Looking more closely at the drafts, I realize how different and awful some of them were from what you will see. Some involved the kinds of things I despise about solo shows, some of the jokes were not jokes at all, and some plot lines were shallower than a kiddie pool.

At the time I wrote those drafts, I probably thought they were great. That makes me smile because the innocence and passion I poured in was so sincere. But it is also a hindrance to my writing sometimes. I often look at new writing endeavors and ask myself, "What's the point of starting this if it's going to be five years before it's any good?" In 10 years I might look back at this version of "From Busk" and think the same thing I now think about the version from five years ago.

I can tell you this: The first two years I did standup comedy, I thought I was the next George Carlin. I recently found some of my old material and listened to the tapes. Needless to say, it was not good. I can't believe how much I've grown, how much funnier I've gotten, and how my views of the world and my sense of humor have changed. But the truth is, I wouldn't be where I am without those previous drafts, awful scripts, and horrible sets. It's like jogging: The first time you go, running a quarter mile is the hardest thing ever, but pretty soon, you're on to 2 miles, then 5Ks, then half marathons.

So instead of regretting those years that my writing or performing was awful, I appreciate them, respect them, and realize I wouldn't be where I am now without them. Someone once said to me, "Don't be afraid to stink; give yourself license to do so." I certainly did then. I don't think I do anymore, so come on out to the show and let me know if I'm right. And don't you worry about stinking either, unless you're on the subway next to me. Follow me @timintravia.
 
Subscribe to Back Stage

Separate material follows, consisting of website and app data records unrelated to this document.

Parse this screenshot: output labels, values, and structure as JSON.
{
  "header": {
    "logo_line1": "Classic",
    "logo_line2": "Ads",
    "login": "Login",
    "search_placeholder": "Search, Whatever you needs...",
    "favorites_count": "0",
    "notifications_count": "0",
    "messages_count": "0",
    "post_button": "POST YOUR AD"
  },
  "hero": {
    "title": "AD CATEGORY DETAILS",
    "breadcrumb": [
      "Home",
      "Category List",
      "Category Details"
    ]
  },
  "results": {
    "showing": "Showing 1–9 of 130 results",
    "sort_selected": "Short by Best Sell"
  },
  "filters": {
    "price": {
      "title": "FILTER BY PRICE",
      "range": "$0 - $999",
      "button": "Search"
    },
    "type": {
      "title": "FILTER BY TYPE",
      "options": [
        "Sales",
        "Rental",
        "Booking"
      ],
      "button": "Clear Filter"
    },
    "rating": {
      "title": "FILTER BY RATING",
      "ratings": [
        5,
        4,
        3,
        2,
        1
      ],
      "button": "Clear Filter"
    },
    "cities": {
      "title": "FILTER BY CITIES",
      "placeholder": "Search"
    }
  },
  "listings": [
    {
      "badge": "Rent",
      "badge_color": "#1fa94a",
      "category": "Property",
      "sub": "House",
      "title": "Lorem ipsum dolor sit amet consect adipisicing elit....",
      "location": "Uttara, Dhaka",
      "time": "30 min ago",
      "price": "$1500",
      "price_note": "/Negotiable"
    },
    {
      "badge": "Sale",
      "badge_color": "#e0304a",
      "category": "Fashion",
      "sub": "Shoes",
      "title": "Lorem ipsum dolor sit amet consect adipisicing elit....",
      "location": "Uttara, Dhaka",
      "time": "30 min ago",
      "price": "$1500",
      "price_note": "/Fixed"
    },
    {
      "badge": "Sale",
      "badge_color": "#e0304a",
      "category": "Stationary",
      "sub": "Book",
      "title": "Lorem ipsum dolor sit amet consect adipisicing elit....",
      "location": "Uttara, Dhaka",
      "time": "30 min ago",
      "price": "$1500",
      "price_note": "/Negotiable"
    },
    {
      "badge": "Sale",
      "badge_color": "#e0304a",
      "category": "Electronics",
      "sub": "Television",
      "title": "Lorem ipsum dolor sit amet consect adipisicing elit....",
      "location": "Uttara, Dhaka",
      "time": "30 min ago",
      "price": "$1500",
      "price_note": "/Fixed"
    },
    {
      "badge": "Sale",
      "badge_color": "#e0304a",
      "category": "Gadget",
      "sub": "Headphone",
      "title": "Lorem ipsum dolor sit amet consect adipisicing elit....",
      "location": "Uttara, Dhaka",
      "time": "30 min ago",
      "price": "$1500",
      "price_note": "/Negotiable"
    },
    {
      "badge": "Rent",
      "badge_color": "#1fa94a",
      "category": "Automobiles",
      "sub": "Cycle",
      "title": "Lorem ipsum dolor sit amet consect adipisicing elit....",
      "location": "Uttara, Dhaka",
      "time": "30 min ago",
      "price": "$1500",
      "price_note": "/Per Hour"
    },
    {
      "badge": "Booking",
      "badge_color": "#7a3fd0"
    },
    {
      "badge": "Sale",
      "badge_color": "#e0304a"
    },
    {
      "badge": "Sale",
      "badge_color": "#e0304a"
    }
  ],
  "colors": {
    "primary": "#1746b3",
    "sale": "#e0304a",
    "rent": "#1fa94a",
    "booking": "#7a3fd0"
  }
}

More Features

ADVERTISEMENT

Unscripted Blog


Visit Unscripted »

Sponsors

Back Stage Video

ADVERTISEMENT